A Visual Tour of Belgium
Bringing you the very best of Belgium – strap in for the ride!
Brussels is a large city with many areas to explore. It’s a French-speaking city, but pretty much everyone in Belgium speaks English, since they’re forced to learn it in school, and all the American movies shown in Belgium are subtitled (as opposed to dubbed, like the rest of Europe).
We stayed in the touristy old “Grand Place” area, which was gorgeous. Our tour guide mentioned that she recommends that people stay uptown, since many who stay in the old town never leave that area, and never fully experience Brussels. And she has a point. The old town has everything you could ever need: plenty of shopping, restaurants, bars, chocolate shops, beautiful architecture, etc.
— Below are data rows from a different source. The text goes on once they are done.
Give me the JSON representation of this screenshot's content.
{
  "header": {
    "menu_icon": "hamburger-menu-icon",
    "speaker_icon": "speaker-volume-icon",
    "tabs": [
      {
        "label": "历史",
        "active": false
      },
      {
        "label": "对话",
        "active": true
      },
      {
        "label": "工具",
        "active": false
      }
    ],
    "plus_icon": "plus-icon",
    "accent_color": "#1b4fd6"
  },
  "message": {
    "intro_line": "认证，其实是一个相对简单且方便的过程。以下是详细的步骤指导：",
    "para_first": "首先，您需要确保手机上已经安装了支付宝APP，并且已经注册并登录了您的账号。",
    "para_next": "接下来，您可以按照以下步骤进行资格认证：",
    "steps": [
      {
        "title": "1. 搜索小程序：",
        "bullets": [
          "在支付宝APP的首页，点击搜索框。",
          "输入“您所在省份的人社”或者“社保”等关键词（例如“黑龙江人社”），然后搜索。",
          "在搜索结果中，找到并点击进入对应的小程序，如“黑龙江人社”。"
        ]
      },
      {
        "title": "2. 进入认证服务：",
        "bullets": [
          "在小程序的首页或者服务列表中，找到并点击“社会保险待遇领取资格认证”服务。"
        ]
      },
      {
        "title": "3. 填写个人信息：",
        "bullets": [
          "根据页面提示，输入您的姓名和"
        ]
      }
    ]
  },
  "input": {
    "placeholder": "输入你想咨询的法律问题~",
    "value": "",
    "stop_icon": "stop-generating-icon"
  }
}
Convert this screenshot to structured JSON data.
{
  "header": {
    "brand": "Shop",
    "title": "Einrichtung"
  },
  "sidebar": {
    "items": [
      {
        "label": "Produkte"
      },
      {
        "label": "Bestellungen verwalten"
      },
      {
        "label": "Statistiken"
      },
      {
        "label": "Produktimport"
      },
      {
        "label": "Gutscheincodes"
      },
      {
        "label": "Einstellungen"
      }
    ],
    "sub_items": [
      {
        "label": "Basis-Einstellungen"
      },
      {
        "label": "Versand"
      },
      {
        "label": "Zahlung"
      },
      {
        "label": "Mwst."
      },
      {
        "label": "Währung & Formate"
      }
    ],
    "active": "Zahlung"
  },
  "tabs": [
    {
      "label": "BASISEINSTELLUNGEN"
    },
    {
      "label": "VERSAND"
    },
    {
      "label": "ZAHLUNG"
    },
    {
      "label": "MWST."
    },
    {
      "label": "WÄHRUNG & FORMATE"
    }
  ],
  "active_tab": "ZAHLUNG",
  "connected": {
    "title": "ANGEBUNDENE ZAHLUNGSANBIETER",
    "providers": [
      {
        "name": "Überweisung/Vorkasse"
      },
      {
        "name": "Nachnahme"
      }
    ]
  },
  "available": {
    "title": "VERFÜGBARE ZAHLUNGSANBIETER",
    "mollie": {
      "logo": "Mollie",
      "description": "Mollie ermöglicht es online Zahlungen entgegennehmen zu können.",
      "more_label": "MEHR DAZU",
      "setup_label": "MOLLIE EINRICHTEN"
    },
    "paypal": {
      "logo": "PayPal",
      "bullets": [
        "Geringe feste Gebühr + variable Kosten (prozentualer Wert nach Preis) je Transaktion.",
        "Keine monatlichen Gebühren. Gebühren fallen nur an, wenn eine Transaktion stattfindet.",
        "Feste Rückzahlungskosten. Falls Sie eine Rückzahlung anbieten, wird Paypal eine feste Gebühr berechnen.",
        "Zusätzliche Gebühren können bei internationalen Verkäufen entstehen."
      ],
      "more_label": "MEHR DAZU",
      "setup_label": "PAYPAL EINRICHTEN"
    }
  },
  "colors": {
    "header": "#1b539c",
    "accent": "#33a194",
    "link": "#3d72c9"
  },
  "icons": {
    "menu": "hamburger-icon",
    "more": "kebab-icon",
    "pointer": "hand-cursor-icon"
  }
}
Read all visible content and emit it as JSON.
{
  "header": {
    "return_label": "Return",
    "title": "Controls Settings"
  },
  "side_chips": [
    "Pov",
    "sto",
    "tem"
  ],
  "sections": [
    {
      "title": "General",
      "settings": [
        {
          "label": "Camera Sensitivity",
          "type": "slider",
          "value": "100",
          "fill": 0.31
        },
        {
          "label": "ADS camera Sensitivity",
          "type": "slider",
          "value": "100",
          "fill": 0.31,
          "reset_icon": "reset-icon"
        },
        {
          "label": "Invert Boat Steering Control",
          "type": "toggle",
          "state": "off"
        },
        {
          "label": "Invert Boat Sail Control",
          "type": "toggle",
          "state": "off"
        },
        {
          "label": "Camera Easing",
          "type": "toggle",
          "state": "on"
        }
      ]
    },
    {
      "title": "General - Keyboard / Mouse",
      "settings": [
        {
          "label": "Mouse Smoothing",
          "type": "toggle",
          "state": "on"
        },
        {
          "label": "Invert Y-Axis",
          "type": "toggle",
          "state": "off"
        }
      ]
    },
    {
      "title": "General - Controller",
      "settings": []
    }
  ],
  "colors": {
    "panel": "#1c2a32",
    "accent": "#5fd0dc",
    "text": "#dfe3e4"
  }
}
What it also has is a lot of tourists.
Get a coffee or beer on Rue Saint-Boniface, which is a cute street with many great bars and lots to look at.
There are many beautiful public spaces in Brussels, from gardens with medieval buildings around them, to squares in the center of town that get lit up at night, to a giant park that rivals Central Park. If you want to go out at night, check out Rue Du Marché au Charbon (not to be confused with Rue Du Marché), which has a great nighttime social scene with street cafés, spots to go dancing (like Cartagena Salsa Bar, which is a lot of fun), and not many tourists.
Forget Banksy, Brussels is the home of true street art. It’s also the home of the first cartoons. You’ll find them in combination all over Brussels. Interestingly, every one of the over 40 giant murals around Brussels has an ode to the area worked into it. For example, if it’s on the side of a building, in the painting will be buildings or sculptures that are located in the same area, and other famous Belgian creations, like TinTin or the Smurfs.
If you want to escape the crowds, grab a taxi (or a bicycle, if you’re fit) and head uptown. The Chatelain area is the nicest part of uptown, and the area you should head to first.
In Upper Town you can shop for antiques at the Grand Sablon, gape at the monumental Law Courts building, visit the sumptuous Royal Palace, stroll around the world-class Fine Arts Museum, tour the elegant Belgian Parliament, or marvel at the Art Nouveau architecture along Ravenstein Street. Upper Town is a big area with lots to see, so set aside at least two days to explore this neighbourhood in detail.
And ask your hotel to get you a Brussels Art Guide – a thick red pocketbook filled with information about the hundreds of art galleries in the city. Some are in townhouses, and some in modern spaces. Check out as many as possible, but remember that most are open from Wednesday or Thursday to Saturday, after 1pm. The guide will fill you in on all that.
Oh, and I highly recommend taking a tour with Paquita from Bus Bavard. She’s hyper knowledgeable and fun, and will give you a whole new perspective on Brussels. She’ll open up a whole other dimension to the city that you wouldn’t have otherwise experienced.